In early April, the La Soufrière volcano on the island of Saint Vincent violently erupted - the first major eruption since 1979. In addition to sending volcanic ash and gas high into the atmosphere, the explosive eruptions blanketed much of the island in volcanic ash and rock, and triggered pyroclastic flows - dangerous and fast-moving avalanches of hot ash, gas and debris.
Researchers from the NASA Disasters program area, who have been monitoring the volcanic activity on Saint Vincent since January, used satellite data to observe impacts to the island and local communities that the eruptions unleashed. Using these data, the researchers identified areas where the volcanic ash and pyroclastic flows may have impacted local population centers. They also used the data to track potential damage to vegetation.
The above interactive image slider allows you to compare a Damage Proxy Map (DPM) with population data. The DPM (swipe right), which was created by comparing pre- and post-eruption Synthetic Aperture Radar (SAR) data, identifies the likely extent of ashfall in urban areas. In the DPM, yellow indicates areas that were likely moderately affected by ashfall, while red indicates areas that were likely severely affected. When swiping left, you can see areas of population density, with warmer colors indicating that more people live in that region. Comparing the SAR data with the population data illustrates where falling ash, tephra (rock fragments), or pyroclastic flows may have posed a threat to local communities.
The data show that some communities located to the volcano’s southwest may have been the most impacted by pyroclastic density currents and ashfall. This DPM is most useful over urban and non-vegetated areas and is not as reliable over vegetated areas where false negatives may be expected. Due to these limitations, this DPM does not show ashfall or pyroclastic flow over vegetation.

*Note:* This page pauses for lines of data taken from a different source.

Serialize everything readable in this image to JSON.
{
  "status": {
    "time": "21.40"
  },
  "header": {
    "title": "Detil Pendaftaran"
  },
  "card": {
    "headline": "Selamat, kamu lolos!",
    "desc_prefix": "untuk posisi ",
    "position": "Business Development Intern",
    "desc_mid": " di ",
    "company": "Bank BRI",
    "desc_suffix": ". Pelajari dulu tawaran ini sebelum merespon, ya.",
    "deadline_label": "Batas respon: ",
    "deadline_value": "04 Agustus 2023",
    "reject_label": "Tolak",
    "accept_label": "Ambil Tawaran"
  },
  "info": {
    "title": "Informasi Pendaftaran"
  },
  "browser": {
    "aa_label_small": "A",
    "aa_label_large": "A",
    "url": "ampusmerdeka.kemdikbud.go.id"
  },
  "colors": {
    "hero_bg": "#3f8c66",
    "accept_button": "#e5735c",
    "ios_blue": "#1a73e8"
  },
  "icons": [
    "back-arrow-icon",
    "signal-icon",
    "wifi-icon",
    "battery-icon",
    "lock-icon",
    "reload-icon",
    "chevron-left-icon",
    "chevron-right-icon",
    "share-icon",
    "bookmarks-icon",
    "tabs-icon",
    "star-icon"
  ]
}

Optical satellite instruments can allow researchers to detect damage to vegetation. The economy of Saint Vincent is highly dependent on agriculture, so damage to local farms and crops can have a devastating impact on the residents’ livelihoods. The above visualization uses false color compositing, a method that combines information from different infrared and visible bands to discern a particular feature. Assigning the bands to the red, green, and blue channels of the composite creates an image that uses specific color combinations to highlight the feature of interest.
Shown here are two different false color composites that include the near-infrared (NIR) channel, which is sensitive to the chlorophyll in vegetation. The top two images use the combination NIR with the red and green visible channels. This results in a composite image where healthy vegetation shows in the brighter reds, with some denser plant growth appearing in darker red. Urban areas tend towards cyan and gray while the clouds are white. Before the eruption, much of the island appears bright red in the image, indicating healthy vegetation. After the eruption, the island takes on a much darker gray appearance due to the fallen ash. One can also see large amounts of ash and smoke in the atmosphere in gray, in contrast to the white clouds.
The lower two images show a false-color composite using the shortwave infrared (SWIR), NIR, and the red visible channels. Although this combination is routinely used to identify water, the shortwave band is sensitive to burned land and is sometimes used to map soil. Again, taking advantage of the NIR, this combination depicts healthy vegetation in bright green while ash appears in the dark grays and black.
The differences in the pre- and post-eruption imagery appear to show significant ash on the northern half of the island, with potentially severe impacts to local vegetation and agriculture. Although only two images are shown here, using this type of image analysis over longer time periods may provide ancillary information on impacts to vegetation and local communities, especially when combined with ground surveys and local knowledge on where ash concentrations may be higher and potentially more hazardous.
The technique of false color compositing is also useful for visualizing SAR data. Clouds do not hinder synthetic aperture radar instruments like they hamper optical and infrared instruments. Still, SAR imagery can be difficult to interpret given the unique way SAR “sees” the Earth’s surface. To help make these complex images easier to interpret, scientists use the same false-color composite techniques described above to highlight features of interest. In the above image, the normalized SAR images in pre- and post-eruption are combined in order to detect potential areas of pyroclastic flows (dark red) and volcanic ash and tephra (lighter red). NASA’s efforts to innovate methods of analyzing and visualizing SAR data provide many promising applications for understanding the impacts of disasters around the world, and help to build resilient communities that are better prepared to face the disasters of the future.
By using satellite data to observe the island before and after the eruption, researchers can get a more comprehensive view of how the eruption impacted local communities compared to ground-based observations. These data are critical to arming local governments and disaster response agencies with the tools they need to make informed decisions for response and recovery efforts.
NASA’s efforts to aid the people of La Soufriere were recognized by Michal Camejo-Harry, a Junior Research Fellow of volcanology at the Seismic Research Centre, who said, “On behalf of UWI-SRC, I would like to take the time to thank you all for supporting our monitoring activities at La Soufriere volcano, St. Vincent. Your willingness to provide complementary data and respond to our needs has been greatly appreciated.”